-- Opening Marker --

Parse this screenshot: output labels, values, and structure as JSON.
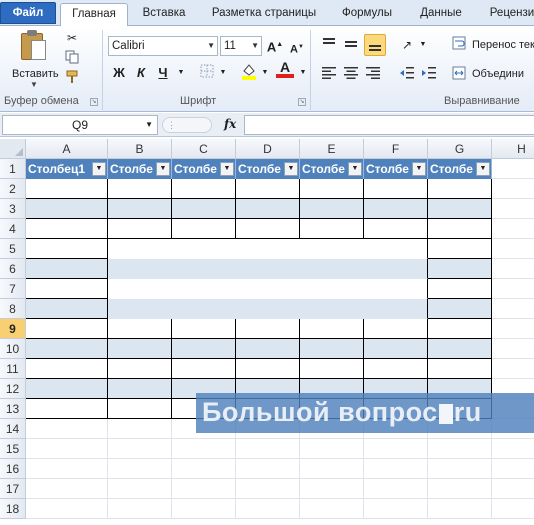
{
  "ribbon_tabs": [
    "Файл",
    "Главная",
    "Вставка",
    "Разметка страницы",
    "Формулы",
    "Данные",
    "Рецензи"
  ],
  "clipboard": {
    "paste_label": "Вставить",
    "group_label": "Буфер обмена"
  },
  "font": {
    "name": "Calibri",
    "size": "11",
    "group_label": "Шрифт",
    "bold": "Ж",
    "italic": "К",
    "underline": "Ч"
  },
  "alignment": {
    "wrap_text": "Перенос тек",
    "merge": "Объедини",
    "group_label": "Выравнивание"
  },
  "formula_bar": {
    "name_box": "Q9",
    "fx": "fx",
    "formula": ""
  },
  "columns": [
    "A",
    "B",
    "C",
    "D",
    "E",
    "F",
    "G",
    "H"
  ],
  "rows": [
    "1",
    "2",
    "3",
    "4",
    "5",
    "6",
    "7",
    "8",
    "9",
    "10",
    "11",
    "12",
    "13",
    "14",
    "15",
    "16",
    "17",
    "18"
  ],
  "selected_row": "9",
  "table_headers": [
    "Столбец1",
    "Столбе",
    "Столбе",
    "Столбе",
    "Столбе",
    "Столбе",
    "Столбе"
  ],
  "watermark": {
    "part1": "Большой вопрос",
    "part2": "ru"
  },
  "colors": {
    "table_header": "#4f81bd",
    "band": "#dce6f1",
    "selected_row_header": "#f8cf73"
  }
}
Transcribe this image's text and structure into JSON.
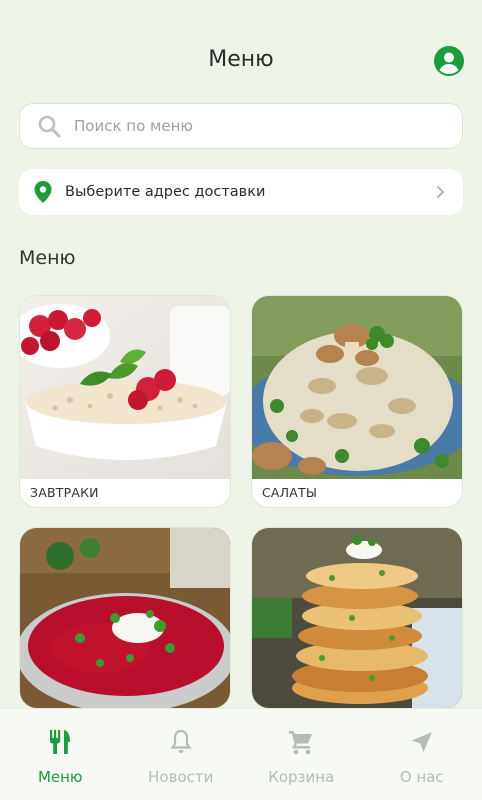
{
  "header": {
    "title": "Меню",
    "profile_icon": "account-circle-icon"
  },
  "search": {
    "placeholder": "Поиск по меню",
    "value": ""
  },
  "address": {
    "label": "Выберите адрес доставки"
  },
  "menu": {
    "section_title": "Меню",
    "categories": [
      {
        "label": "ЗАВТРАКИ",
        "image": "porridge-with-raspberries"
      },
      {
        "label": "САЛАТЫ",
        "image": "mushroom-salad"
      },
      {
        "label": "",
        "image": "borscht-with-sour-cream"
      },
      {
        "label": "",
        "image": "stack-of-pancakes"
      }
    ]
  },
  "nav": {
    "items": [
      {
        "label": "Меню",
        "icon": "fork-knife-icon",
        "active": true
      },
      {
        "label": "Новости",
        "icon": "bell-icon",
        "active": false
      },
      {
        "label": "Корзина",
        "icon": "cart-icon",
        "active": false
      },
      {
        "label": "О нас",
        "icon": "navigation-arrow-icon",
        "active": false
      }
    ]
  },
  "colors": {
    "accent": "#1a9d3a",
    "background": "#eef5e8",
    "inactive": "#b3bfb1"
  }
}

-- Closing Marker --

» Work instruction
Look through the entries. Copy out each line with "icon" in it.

» Exercise solution
    "profile_icon": "account-circle-icon"
        "icon": "fork-knife-icon",
        "icon": "bell-icon",
        "icon": "cart-icon",
        "icon": "navigation-arrow-icon",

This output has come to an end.